[[ DATASET CONTENT, beginning ]]

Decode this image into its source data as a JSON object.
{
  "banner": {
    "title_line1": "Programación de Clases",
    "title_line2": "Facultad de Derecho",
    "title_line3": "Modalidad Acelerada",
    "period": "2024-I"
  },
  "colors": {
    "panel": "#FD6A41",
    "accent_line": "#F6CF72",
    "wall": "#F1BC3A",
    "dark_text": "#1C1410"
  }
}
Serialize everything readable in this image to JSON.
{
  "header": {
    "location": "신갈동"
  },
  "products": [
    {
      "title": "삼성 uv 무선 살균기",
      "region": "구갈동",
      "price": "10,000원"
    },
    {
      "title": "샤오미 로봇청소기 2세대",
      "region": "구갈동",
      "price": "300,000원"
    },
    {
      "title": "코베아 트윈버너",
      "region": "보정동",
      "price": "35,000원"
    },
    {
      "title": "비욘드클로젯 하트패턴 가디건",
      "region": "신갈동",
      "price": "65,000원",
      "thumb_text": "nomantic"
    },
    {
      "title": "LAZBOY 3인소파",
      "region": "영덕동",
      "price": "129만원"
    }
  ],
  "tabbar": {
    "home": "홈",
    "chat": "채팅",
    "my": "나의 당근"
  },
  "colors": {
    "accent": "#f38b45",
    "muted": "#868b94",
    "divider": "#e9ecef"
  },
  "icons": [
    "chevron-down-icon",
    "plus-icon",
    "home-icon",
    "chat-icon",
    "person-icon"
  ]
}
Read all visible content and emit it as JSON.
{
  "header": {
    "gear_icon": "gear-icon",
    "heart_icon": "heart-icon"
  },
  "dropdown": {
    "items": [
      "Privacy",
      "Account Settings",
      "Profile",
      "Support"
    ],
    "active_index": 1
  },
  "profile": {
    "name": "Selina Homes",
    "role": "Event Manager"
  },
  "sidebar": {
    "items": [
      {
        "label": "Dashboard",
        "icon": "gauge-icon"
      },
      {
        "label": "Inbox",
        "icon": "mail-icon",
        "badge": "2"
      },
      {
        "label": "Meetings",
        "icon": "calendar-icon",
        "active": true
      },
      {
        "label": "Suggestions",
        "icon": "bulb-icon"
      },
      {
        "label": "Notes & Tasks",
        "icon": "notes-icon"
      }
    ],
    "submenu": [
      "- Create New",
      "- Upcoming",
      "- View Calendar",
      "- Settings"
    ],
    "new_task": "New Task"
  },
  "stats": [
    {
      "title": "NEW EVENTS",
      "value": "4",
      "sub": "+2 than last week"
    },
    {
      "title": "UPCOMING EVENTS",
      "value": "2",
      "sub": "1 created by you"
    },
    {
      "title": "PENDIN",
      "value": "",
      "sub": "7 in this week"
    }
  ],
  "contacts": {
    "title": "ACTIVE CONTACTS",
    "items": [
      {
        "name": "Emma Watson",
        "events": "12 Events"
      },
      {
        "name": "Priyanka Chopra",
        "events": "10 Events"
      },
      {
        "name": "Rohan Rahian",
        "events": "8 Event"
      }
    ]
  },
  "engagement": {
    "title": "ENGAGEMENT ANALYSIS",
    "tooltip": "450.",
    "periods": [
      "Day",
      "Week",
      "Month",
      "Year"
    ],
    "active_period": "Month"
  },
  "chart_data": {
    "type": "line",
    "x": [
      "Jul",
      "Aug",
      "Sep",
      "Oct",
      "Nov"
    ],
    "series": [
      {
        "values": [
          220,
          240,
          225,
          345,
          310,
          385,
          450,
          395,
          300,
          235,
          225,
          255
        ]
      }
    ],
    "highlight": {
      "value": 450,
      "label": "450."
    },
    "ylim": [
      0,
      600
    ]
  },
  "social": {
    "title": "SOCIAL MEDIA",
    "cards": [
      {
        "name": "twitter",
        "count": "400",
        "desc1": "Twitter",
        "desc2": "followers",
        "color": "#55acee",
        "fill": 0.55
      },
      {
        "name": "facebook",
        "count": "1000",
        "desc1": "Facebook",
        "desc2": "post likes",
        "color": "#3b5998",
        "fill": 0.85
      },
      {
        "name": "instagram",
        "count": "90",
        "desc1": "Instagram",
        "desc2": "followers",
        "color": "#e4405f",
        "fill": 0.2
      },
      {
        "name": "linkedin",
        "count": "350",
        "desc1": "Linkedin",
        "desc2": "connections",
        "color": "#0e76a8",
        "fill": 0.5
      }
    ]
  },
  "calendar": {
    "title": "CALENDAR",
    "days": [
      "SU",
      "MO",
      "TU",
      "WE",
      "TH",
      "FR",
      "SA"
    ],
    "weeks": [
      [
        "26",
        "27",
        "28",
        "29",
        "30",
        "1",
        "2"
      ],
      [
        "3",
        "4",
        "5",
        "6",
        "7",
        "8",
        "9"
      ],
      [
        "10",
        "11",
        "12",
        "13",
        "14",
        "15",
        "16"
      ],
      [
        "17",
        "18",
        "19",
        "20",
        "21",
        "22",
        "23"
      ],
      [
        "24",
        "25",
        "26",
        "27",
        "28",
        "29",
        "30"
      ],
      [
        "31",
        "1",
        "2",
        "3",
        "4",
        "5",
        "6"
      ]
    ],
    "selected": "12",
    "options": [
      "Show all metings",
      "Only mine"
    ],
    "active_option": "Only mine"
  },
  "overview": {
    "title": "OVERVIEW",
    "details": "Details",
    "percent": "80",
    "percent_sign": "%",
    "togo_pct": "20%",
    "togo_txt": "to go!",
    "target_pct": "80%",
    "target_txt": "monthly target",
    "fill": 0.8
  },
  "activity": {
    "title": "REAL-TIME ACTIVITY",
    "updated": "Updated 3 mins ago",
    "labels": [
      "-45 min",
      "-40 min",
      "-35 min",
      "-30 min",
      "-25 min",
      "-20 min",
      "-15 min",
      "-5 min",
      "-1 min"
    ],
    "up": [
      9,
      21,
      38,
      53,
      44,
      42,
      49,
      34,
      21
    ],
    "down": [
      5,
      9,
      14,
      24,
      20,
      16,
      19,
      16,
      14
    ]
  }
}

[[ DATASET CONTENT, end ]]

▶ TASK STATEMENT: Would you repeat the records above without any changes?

▶ OUTPUT OF THE TASK:
Decode this image into its source data as a JSON object.
{
  "banner": {
    "title_line1": "Programación de Clases",
    "title_line2": "Facultad de Derecho",
    "title_line3": "Modalidad Acelerada",
    "period": "2024-I"
  },
  "colors": {
    "panel": "#FD6A41",
    "accent_line": "#F6CF72",
    "wall": "#F1BC3A",
    "dark_text": "#1C1410"
  }
}
Serialize everything readable in this image to JSON.
{
  "header": {
    "location": "신갈동"
  },
  "products": [
    {
      "title": "삼성 uv 무선 살균기",
      "region": "구갈동",
      "price": "10,000원"
    },
    {
      "title": "샤오미 로봇청소기 2세대",
      "region": "구갈동",
      "price": "300,000원"
    },
    {
      "title": "코베아 트윈버너",
      "region": "보정동",
      "price": "35,000원"
    },
    {
      "title": "비욘드클로젯 하트패턴 가디건",
      "region": "신갈동",
      "price": "65,000원",
      "thumb_text": "nomantic"
    },
    {
      "title": "LAZBOY 3인소파",
      "region": "영덕동",
      "price": "129만원"
    }
  ],
  "tabbar": {
    "home": "홈",
    "chat": "채팅",
    "my": "나의 당근"
  },
  "colors": {
    "accent": "#f38b45",
    "muted": "#868b94",
    "divider": "#e9ecef"
  },
  "icons": [
    "chevron-down-icon",
    "plus-icon",
    "home-icon",
    "chat-icon",
    "person-icon"
  ]
}
Read all visible content and emit it as JSON.
{
  "header": {
    "gear_icon": "gear-icon",
    "heart_icon": "heart-icon"
  },
  "dropdown": {
    "items": [
      "Privacy",
      "Account Settings",
      "Profile",
      "Support"
    ],
    "active_index": 1
  },
  "profile": {
    "name": "Selina Homes",
    "role": "Event Manager"
  },
  "sidebar": {
    "items": [
      {
        "label": "Dashboard",
        "icon": "gauge-icon"
      },
      {
        "label": "Inbox",
        "icon": "mail-icon",
        "badge": "2"
      },
      {
        "label": "Meetings",
        "icon": "calendar-icon",
        "active": true
      },
      {
        "label": "Suggestions",
        "icon": "bulb-icon"
      },
      {
        "label": "Notes & Tasks",
        "icon": "notes-icon"
      }
    ],
    "submenu": [
      "- Create New",
      "- Upcoming",
      "- View Calendar",
      "- Settings"
    ],
    "new_task": "New Task"
  },
  "stats": [
    {
      "title": "NEW EVENTS",
      "value": "4",
      "sub": "+2 than last week"
    },
    {
      "title": "UPCOMING EVENTS",
      "value": "2",
      "sub": "1 created by you"
    },
    {
      "title": "PENDIN",
      "value": "",
      "sub": "7 in this week"
    }
  ],
  "contacts": {
    "title": "ACTIVE CONTACTS",
    "items": [
      {
        "name": "Emma Watson",
        "events": "12 Events"
      },
      {
        "name": "Priyanka Chopra",
        "events": "10 Events"
      },
      {
        "name": "Rohan Rahian",
        "events": "8 Event"
      }
    ]
  },
  "engagement": {
    "title": "ENGAGEMENT ANALYSIS",
    "tooltip": "450.",
    "periods": [
      "Day",
      "Week",
      "Month",
      "Year"
    ],
    "active_period": "Month"
  },
  "chart_data": {
    "type": "line",
    "x": [
      "Jul",
      "Aug",
      "Sep",
      "Oct",
      "Nov"
    ],
    "series": [
      {
        "values": [
          220,
          240,
          225,
          345,
          310,
          385,
          450,
          395,
          300,
          235,
          225,
          255
        ]
      }
    ],
    "highlight": {
      "value": 450,
      "label": "450."
    },
    "ylim": [
      0,
      600
    ]
  },
  "social": {
    "title": "SOCIAL MEDIA",
    "cards": [
      {
        "name": "twitter",
        "count": "400",
        "desc1": "Twitter",
        "desc2": "followers",
        "color": "#55acee",
        "fill": 0.55
      },
      {
        "name": "facebook",
        "count": "1000",
        "desc1": "Facebook",
        "desc2": "post likes",
        "color": "#3b5998",
        "fill": 0.85
      },
      {
        "name": "instagram",
        "count": "90",
        "desc1": "Instagram",
        "desc2": "followers",
        "color": "#e4405f",
        "fill": 0.2
      },
      {
        "name": "linkedin",
        "count": "350",
        "desc1": "Linkedin",
        "desc2": "connections",
        "color": "#0e76a8",
        "fill": 0.5
      }
    ]
  },
  "calendar": {
    "title": "CALENDAR",
    "days": [
      "SU",
      "MO",
      "TU",
      "WE",
      "TH",
      "FR",
      "SA"
    ],
    "weeks": [
      [
        "26",
        "27",
        "28",
        "29",
        "30",
        "1",
        "2"
      ],
      [
        "3",
        "4",
        "5",
        "6",
        "7",
        "8",
        "9"
      ],
      [
        "10",
        "11",
        "12",
        "13",
        "14",
        "15",
        "16"
      ],
      [
        "17",
        "18",
        "19",
        "20",
        "21",
        "22",
        "23"
      ],
      [
        "24",
        "25",
        "26",
        "27",
        "28",
        "29",
        "30"
      ],
      [
        "31",
        "1",
        "2",
        "3",
        "4",
        "5",
        "6"
      ]
    ],
    "selected": "12",
    "options": [
      "Show all metings",
      "Only mine"
    ],
    "active_option": "Only mine"
  },
  "overview": {
    "title": "OVERVIEW",
    "details": "Details",
    "percent": "80",
    "percent_sign": "%",
    "togo_pct": "20%",
    "togo_txt": "to go!",
    "target_pct": "80%",
    "target_txt": "monthly target",
    "fill": 0.8
  },
  "activity": {
    "title": "REAL-TIME ACTIVITY",
    "updated": "Updated 3 mins ago",
    "labels": [
      "-45 min",
      "-40 min",
      "-35 min",
      "-30 min",
      "-25 min",
      "-20 min",
      "-15 min",
      "-5 min",
      "-1 min"
    ],
    "up": [
      9,
      21,
      38,
      53,
      44,
      42,
      49,
      34,
      21
    ],
    "down": [
      5,
      9,
      14,
      24,
      20,
      16,
      19,
      16,
      14
    ]
  }
}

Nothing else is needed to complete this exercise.